Element data from apps and pages:
^^^^^^^^^^^^^^^^

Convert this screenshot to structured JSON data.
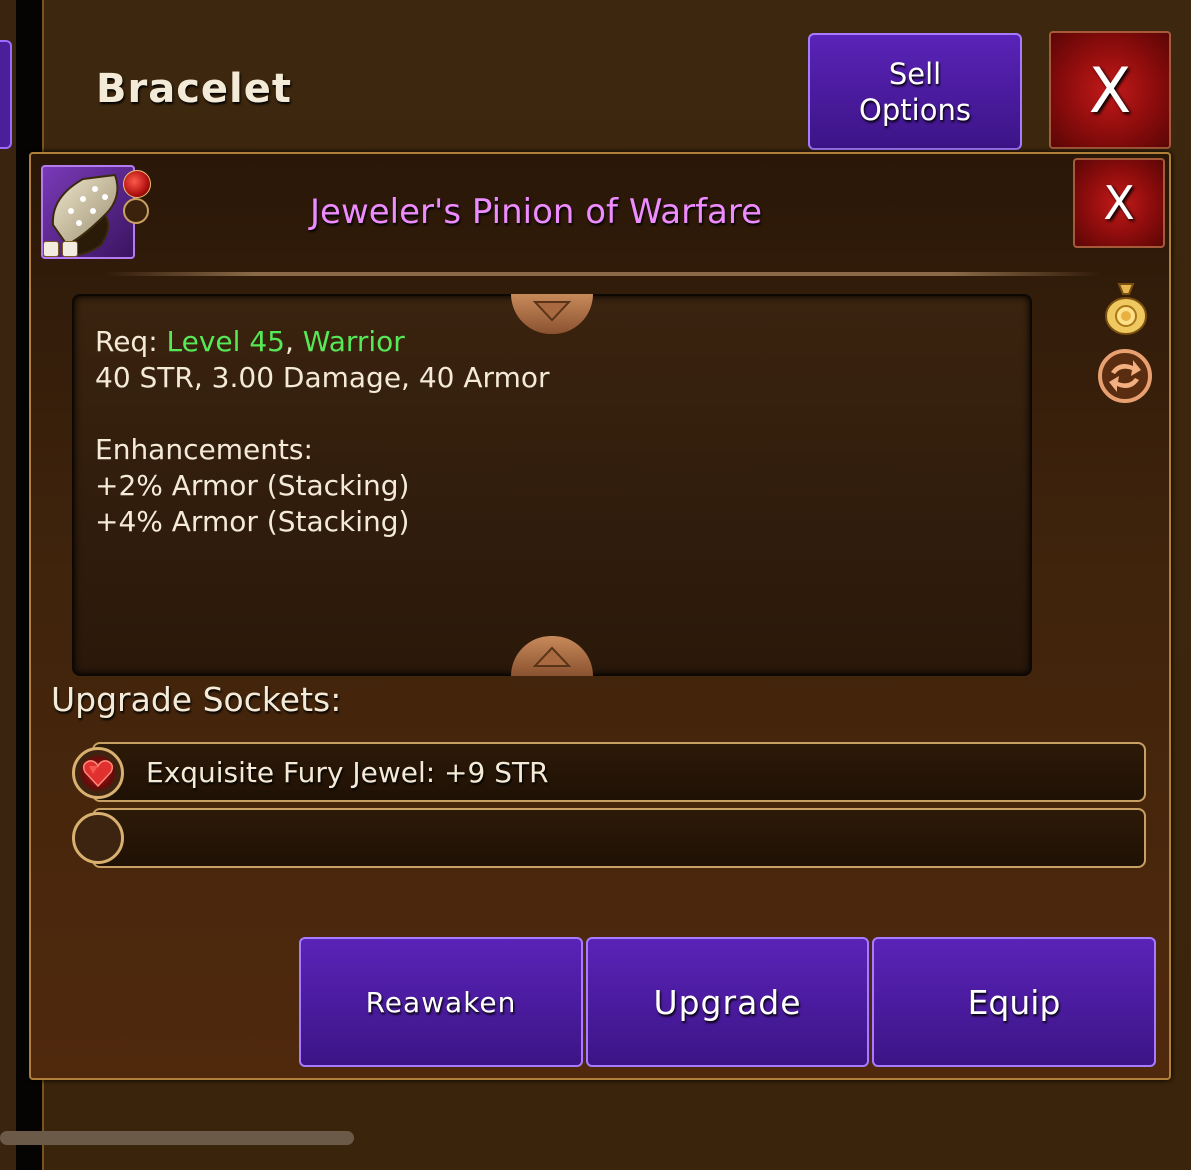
{
  "window": {
    "title": "Bracelet",
    "sell_options_line1": "Sell",
    "sell_options_line2": "Options",
    "close_label": "X"
  },
  "item": {
    "name": "Jeweler's Pinion of Warfare",
    "close_label": "X",
    "name_color": "#ee8bff"
  },
  "description": {
    "req_prefix": "Req: ",
    "level": "Level 45",
    "separator": ", ",
    "class": "Warrior",
    "stats": "40 STR, 3.00 Damage, 40 Armor",
    "enhancements_label": "Enhancements:",
    "enhancements": [
      "+2% Armor (Stacking)",
      "+4% Armor (Stacking)"
    ]
  },
  "sockets": {
    "label": "Upgrade Sockets:",
    "items": [
      {
        "text": "Exquisite Fury Jewel: +9 STR",
        "gem": "red-heart-jewel-icon"
      },
      {
        "text": "",
        "gem": "empty-socket-icon"
      }
    ]
  },
  "actions": {
    "reawaken": "Reawaken",
    "upgrade": "Upgrade",
    "equip": "Equip"
  },
  "icons": {
    "sell": "coin-bag-icon",
    "swap": "swap-arrows-icon"
  },
  "colors": {
    "button_purple": "#4a1ca0",
    "close_red": "#a81212",
    "requirement_green": "#57e857"
  }
}
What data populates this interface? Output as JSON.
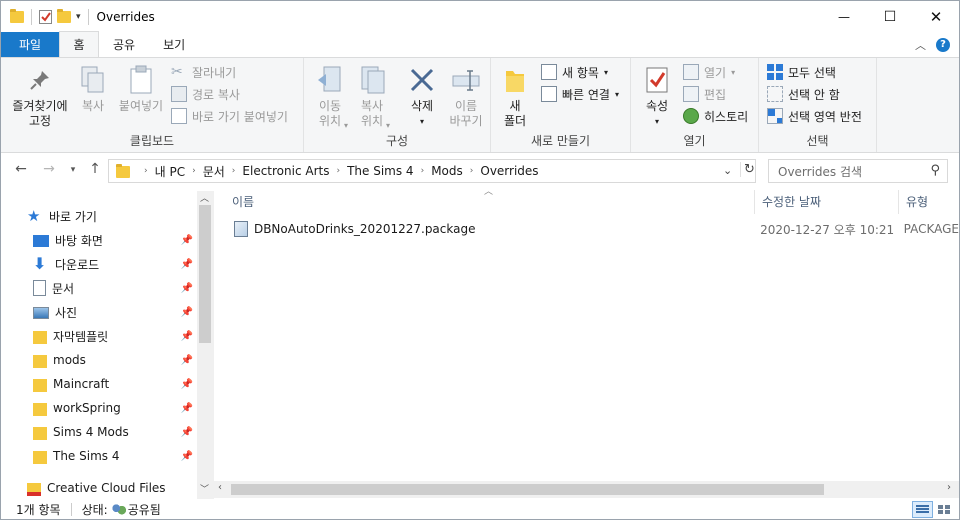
{
  "window": {
    "title": "Overrides",
    "minimize_glyph": "—",
    "maximize_glyph": "☐",
    "close_glyph": "✕"
  },
  "tabs": [
    {
      "label": "파일"
    },
    {
      "label": "홈"
    },
    {
      "label": "공유"
    },
    {
      "label": "보기"
    }
  ],
  "help_glyph": "?",
  "ribbon": {
    "clipboard": {
      "label": "클립보드",
      "pin": "즐겨찾기에\n고정",
      "copy": "복사",
      "paste": "붙여넣기",
      "cut": "잘라내기",
      "copy_path": "경로 복사",
      "paste_shortcut": "바로 가기 붙여넣기"
    },
    "organize": {
      "label": "구성",
      "move": "이동\n위치",
      "copy_to": "복사\n위치",
      "delete": "삭제",
      "rename": "이름\n바꾸기"
    },
    "new": {
      "label": "새로 만들기",
      "new_folder": "새\n폴더",
      "new_item": "새 항목",
      "easy_access": "빠른 연결"
    },
    "open": {
      "label": "열기",
      "properties": "속성",
      "open": "열기",
      "edit": "편집",
      "history": "히스토리"
    },
    "select": {
      "label": "선택",
      "select_all": "모두 선택",
      "select_none": "선택 안 함",
      "invert": "선택 영역 반전"
    }
  },
  "address": {
    "crumbs": [
      "내 PC",
      "문서",
      "Electronic Arts",
      "The Sims 4",
      "Mods",
      "Overrides"
    ],
    "search_placeholder": "Overrides 검색"
  },
  "sidebar": {
    "items": [
      {
        "label": "바로 가기",
        "icon": "star-icon"
      },
      {
        "label": "바탕 화면",
        "icon": "desktop-icon"
      },
      {
        "label": "다운로드",
        "icon": "download-icon"
      },
      {
        "label": "문서",
        "icon": "document-icon"
      },
      {
        "label": "사진",
        "icon": "pictures-icon"
      },
      {
        "label": "자막템플릿",
        "icon": "folder-icon"
      },
      {
        "label": "mods",
        "icon": "folder-icon"
      },
      {
        "label": "Maincraft",
        "icon": "folder-icon"
      },
      {
        "label": "workSpring",
        "icon": "folder-icon"
      },
      {
        "label": "Sims 4 Mods",
        "icon": "folder-icon"
      },
      {
        "label": "The Sims 4",
        "icon": "folder-icon"
      },
      {
        "label": "Creative Cloud Files",
        "icon": "creative-cloud-icon"
      }
    ]
  },
  "columns": {
    "name": "이름",
    "date": "수정한 날짜",
    "type": "유형"
  },
  "files": [
    {
      "name": "DBNoAutoDrinks_20201227.package",
      "date": "2020-12-27 오후 10:21",
      "type": "PACKAGE"
    }
  ],
  "status": {
    "count": "1개 항목",
    "state_label": "상태:",
    "state_value": "공유됨"
  }
}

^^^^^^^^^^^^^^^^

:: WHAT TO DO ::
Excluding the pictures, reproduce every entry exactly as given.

:: TASK SOLUTION ::
Convert this screenshot to structured JSON data.
{
  "window": {
    "title": "Bracelet",
    "sell_options_line1": "Sell",
    "sell_options_line2": "Options",
    "close_label": "X"
  },
  "item": {
    "name": "Jeweler's Pinion of Warfare",
    "close_label": "X",
    "name_color": "#ee8bff"
  },
  "description": {
    "req_prefix": "Req: ",
    "level": "Level 45",
    "separator": ", ",
    "class": "Warrior",
    "stats": "40 STR, 3.00 Damage, 40 Armor",
    "enhancements_label": "Enhancements:",
    "enhancements": [
      "+2% Armor (Stacking)",
      "+4% Armor (Stacking)"
    ]
  },
  "sockets": {
    "label": "Upgrade Sockets:",
    "items": [
      {
        "text": "Exquisite Fury Jewel: +9 STR",
        "gem": "red-heart-jewel-icon"
      },
      {
        "text": "",
        "gem": "empty-socket-icon"
      }
    ]
  },
  "actions": {
    "reawaken": "Reawaken",
    "upgrade": "Upgrade",
    "equip": "Equip"
  },
  "icons": {
    "sell": "coin-bag-icon",
    "swap": "swap-arrows-icon"
  },
  "colors": {
    "button_purple": "#4a1ca0",
    "close_red": "#a81212",
    "requirement_green": "#57e857"
  }
}
What data populates this interface? Output as JSON.
{
  "window": {
    "title": "Overrides",
    "minimize_glyph": "—",
    "maximize_glyph": "☐",
    "close_glyph": "✕"
  },
  "tabs": [
    {
      "label": "파일"
    },
    {
      "label": "홈"
    },
    {
      "label": "공유"
    },
    {
      "label": "보기"
    }
  ],
  "help_glyph": "?",
  "ribbon": {
    "clipboard": {
      "label": "클립보드",
      "pin": "즐겨찾기에\n고정",
      "copy": "복사",
      "paste": "붙여넣기",
      "cut": "잘라내기",
      "copy_path": "경로 복사",
      "paste_shortcut": "바로 가기 붙여넣기"
    },
    "organize": {
      "label": "구성",
      "move": "이동\n위치",
      "copy_to": "복사\n위치",
      "delete": "삭제",
      "rename": "이름\n바꾸기"
    },
    "new": {
      "label": "새로 만들기",
      "new_folder": "새\n폴더",
      "new_item": "새 항목",
      "easy_access": "빠른 연결"
    },
    "open": {
      "label": "열기",
      "properties": "속성",
      "open": "열기",
      "edit": "편집",
      "history": "히스토리"
    },
    "select": {
      "label": "선택",
      "select_all": "모두 선택",
      "select_none": "선택 안 함",
      "invert": "선택 영역 반전"
    }
  },
  "address": {
    "crumbs": [
      "내 PC",
      "문서",
      "Electronic Arts",
      "The Sims 4",
      "Mods",
      "Overrides"
    ],
    "search_placeholder": "Overrides 검색"
  },
  "sidebar": {
    "items": [
      {
        "label": "바로 가기",
        "icon": "star-icon"
      },
      {
        "label": "바탕 화면",
        "icon": "desktop-icon"
      },
      {
        "label": "다운로드",
        "icon": "download-icon"
      },
      {
        "label": "문서",
        "icon": "document-icon"
      },
      {
        "label": "사진",
        "icon": "pictures-icon"
      },
      {
        "label": "자막템플릿",
        "icon": "folder-icon"
      },
      {
        "label": "mods",
        "icon": "folder-icon"
      },
      {
        "label": "Maincraft",
        "icon": "folder-icon"
      },
      {
        "label": "workSpring",
        "icon": "folder-icon"
      },
      {
        "label": "Sims 4 Mods",
        "icon": "folder-icon"
      },
      {
        "label": "The Sims 4",
        "icon": "folder-icon"
      },
      {
        "label": "Creative Cloud Files",
        "icon": "creative-cloud-icon"
      }
    ]
  },
  "columns": {
    "name": "이름",
    "date": "수정한 날짜",
    "type": "유형"
  },
  "files": [
    {
      "name": "DBNoAutoDrinks_20201227.package",
      "date": "2020-12-27 오후 10:21",
      "type": "PACKAGE"
    }
  ],
  "status": {
    "count": "1개 항목",
    "state_label": "상태:",
    "state_value": "공유됨"
  }
}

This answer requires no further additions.